A young fairy bites off more than she can chew in Tooth, a tiresome kids' fantasy that is sure to put the whole family's teeth on edge. Clearly hoping some Harry Potter-like lightning will strike his caper, writer-director Edouard Nammour plugs his movie with familiar British faces, ingratiating child actors, and cheap-as-chips effects. Somewhere en route, though, any hints of charm got left behind like an old magazine in a dentist's waiting room.
Losing teeth is one of the more traumatic aspects of growing up, so Nammour's yarn faces an uphill struggle from the off. Yet it further undermines itself by presenting its fairies in depressingly literal terms: subterranean drones who creep out of the sewers in the dead of night to hoover teeth from beneath children's pillows and replace them with coinage.
No wonder Tooth (abrasive newcomer Yasmin Paige) is tired of her lot. Where is the magic, she asks herself? The answer is away with the fairies - or rather, those who've deserted Fairytopia to live incognito among humans. Tooth's remedy is to give all the fairies' money away to one child, bankrupting the system and threatening Christmas forever.
What tooth fairies have to do with Christmas is one of many questions that Nammour leaves unanswered, along with: "Who did you think would pay to see this tripe?" You also have to ask why the film is set in America when it was clearly shot at Pinewood, and none of the child leads - least of all Paige - can manage an American accent.

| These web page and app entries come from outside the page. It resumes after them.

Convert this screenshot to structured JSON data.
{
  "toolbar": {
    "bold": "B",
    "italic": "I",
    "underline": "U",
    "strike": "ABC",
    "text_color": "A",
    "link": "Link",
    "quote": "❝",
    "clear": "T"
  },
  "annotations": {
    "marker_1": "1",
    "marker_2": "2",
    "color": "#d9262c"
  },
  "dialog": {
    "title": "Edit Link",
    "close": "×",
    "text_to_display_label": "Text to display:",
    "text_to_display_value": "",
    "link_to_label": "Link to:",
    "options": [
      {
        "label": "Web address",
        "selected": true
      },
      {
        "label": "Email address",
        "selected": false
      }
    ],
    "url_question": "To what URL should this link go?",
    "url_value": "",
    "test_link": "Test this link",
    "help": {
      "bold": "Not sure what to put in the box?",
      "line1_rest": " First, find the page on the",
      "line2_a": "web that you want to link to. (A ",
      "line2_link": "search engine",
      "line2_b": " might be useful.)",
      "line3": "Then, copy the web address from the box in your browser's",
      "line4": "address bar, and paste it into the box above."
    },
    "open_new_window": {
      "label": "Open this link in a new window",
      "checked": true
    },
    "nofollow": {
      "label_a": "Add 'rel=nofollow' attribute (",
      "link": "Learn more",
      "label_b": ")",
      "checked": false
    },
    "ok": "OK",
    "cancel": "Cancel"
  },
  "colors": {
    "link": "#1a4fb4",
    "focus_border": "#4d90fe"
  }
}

What little shine Tooth displays comes from its British contingent, with Harry Enfield, Richard E Grant, and Stephen Fry merrily filling in the cavities with a variety of lively cameos. Alas, no amount of celebrity flossing can save an ill-conceived adventure that numbs the brain faster than a double dose of Novocaine.